– Cons: Requires more powerful hardware for encoding and decoding.

– Bonus info: HEVC is suitable for 4K and 8K video.

– Usage: Ideal for 4K and 8K videos where effective file size reduction is needed.

13. H.264 / AVC (Advanced Video Coding)

– Pros: Efficient compression, widely supported.

– Cons: Less efficient than H.265 for very high resolution.

– Bonus info: H.264 is the standard for Blu-ray discs.

– Usage: Standard choice for both online streaming and HD videos due to its balance between quality and compression.

14. GIF (Graphics Interchange Format)

– Pros: Simple looped videos without sound.

– Cons: Limited to simple or short animations due to size.

– Bonus info: GIFs are very popular on social media and in digital advertising.

– Use: Perfect for short looped videos or animations without sound, often used on social media and in digital advertising.

15. Lottie

– Pros: Small file sizes, scalable quality.

– Cons: Requires specific software for editing.

– Bonus info: Lottie is popular for animations in apps and on websites.

– Use: Ideal for interactive, vector-based animations in apps and on websites.

16. proRes

– Benefits: High quality, good for post-production.

– Cons: Large file sizes.

– Bonus info: ProRes is a format commonly used in professional video.

– Usage: Often used in professional video production and post-production for high-quality output.

17 RAW

– Pros: Uncompressed, highest quality.

– Cons: Extremely large file sizes.

– Bonus info: The RAW format is often used in professional film productions.

– Application: Used in professional film production where maximum finishing flexibility is needed.

18. MPEG-1

– Pros: Was the foundation for VCD and early digital video.

– Cons: Outdated with lower quality.

– Bonus info: MPEG-1 paved the way for the more advanced MPEG formats.

– Usage: Primarily of historic relevance; previously used for simple videos and VCDs.

19. ASF (Advanced Systems Format)

– Pros: Integrates well with Windows-based systems.

– Cons: Not as popular outside of the Windows ecosystem.

– Bonus info: ASF is the precursor to the WMV format.

– Usage: Good for streaming applications on Windows platforms.

20. 3GP

– Pros: Optimized for mobile phones, small file sizes.

– Cons: Low video and audio quality.

– Bonus info: 3GP was used to share videos on early mobile phones.

– Application: Used for video on older mobile phones or where extremely low file size is a priority.

21. M2TS (MPEG-2 Transport Stream)

– Pros: Supports HD video and advanced audio.

– Cons: Not commonly used outside of Blu-ray.

– Bonus info: M2TS is a format used on Blu-ray discs.

– Usage: Used for HD video on Blu-ray discs.

22 RMVB (RealMedia Variable Bitrate)

– Pros: Good for streaming at variable bit rates.

– Cons: Less support on modern platforms.

– Bonus info: RMVB was used to stream video in areas with limited bandwidth.

– Usage: Useful for online streaming in areas with varying internet bandwidth.

23. VP9

– Pros: Open, royalty-free, good for 4K video.

– Cons: Not as widely supported as H.264.

– Bonus info: VP9 is primarily used on YouTube and Google services.

– Usage: Recommended for video content on YouTube, especially for 4K content.

24. M4V

– Pros: Similar to MP4, good for Apple devices.

– Cons: DRM restrictions in some files.

– Bonus info: M4V is often the preferred format for videos from iTunes.

– Usage: Most commonly used for videos downloaded or rented from iTunes.

25. SWF (Small Web Format)

– Pros: Was ideal for interactive web animations.

– Cons: Limited support after the end of Adobe Flash.

– Bonus info: SWF was at the heart of Adobe Flash technology.

– Use: Previously used for interactive web videos and games, but now obsolete.

Each of these formats has a unique scope and characteristics that make it more or less suitable for different purposes.

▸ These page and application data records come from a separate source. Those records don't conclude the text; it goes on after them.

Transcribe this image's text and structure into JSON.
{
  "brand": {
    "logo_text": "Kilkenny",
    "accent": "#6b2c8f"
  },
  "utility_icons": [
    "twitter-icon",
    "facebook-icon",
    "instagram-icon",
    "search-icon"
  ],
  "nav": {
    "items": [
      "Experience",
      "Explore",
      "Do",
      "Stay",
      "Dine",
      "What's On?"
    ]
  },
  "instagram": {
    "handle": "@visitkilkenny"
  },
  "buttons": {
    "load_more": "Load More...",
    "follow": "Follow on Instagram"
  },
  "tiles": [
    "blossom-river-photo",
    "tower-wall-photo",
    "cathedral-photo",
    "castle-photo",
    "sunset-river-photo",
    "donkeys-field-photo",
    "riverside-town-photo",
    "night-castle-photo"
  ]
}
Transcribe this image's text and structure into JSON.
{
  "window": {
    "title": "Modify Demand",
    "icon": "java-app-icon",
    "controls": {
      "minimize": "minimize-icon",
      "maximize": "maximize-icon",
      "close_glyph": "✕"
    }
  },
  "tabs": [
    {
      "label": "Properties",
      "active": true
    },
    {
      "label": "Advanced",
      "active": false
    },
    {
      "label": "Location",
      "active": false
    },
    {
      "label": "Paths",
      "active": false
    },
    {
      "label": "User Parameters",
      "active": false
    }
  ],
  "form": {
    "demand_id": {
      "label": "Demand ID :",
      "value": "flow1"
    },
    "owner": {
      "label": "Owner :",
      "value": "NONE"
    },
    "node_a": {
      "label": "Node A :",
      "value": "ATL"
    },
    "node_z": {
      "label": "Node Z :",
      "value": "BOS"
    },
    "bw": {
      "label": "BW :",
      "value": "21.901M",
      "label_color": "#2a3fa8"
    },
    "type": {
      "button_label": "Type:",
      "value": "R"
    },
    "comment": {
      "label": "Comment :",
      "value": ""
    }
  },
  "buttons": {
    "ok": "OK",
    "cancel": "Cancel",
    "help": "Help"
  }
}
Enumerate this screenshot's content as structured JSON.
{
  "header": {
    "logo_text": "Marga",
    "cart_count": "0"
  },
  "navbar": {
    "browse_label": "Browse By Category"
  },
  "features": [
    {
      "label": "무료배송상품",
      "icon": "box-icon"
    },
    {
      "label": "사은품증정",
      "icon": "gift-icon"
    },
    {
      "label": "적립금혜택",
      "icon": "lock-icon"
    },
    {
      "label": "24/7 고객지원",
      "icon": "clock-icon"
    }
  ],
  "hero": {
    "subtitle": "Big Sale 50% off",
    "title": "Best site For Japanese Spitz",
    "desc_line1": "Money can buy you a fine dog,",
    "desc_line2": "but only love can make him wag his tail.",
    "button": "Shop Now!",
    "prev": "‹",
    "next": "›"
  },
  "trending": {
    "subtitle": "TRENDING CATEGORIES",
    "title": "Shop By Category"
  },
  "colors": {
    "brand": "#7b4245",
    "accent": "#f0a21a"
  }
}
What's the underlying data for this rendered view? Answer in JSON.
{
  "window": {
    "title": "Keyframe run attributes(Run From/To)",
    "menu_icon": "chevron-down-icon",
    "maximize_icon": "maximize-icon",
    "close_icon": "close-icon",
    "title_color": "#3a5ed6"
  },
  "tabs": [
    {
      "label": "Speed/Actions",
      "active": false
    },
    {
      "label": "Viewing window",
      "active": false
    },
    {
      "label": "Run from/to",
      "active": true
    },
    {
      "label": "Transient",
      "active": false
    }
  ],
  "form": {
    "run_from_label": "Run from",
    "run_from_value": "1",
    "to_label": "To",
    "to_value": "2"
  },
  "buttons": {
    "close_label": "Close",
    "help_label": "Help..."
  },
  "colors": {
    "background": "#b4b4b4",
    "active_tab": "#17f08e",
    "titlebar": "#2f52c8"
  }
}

When choosing a format, it’s important to consider where the video will be used, the quality requirements, and which devices or platforms it needs to be compatible with.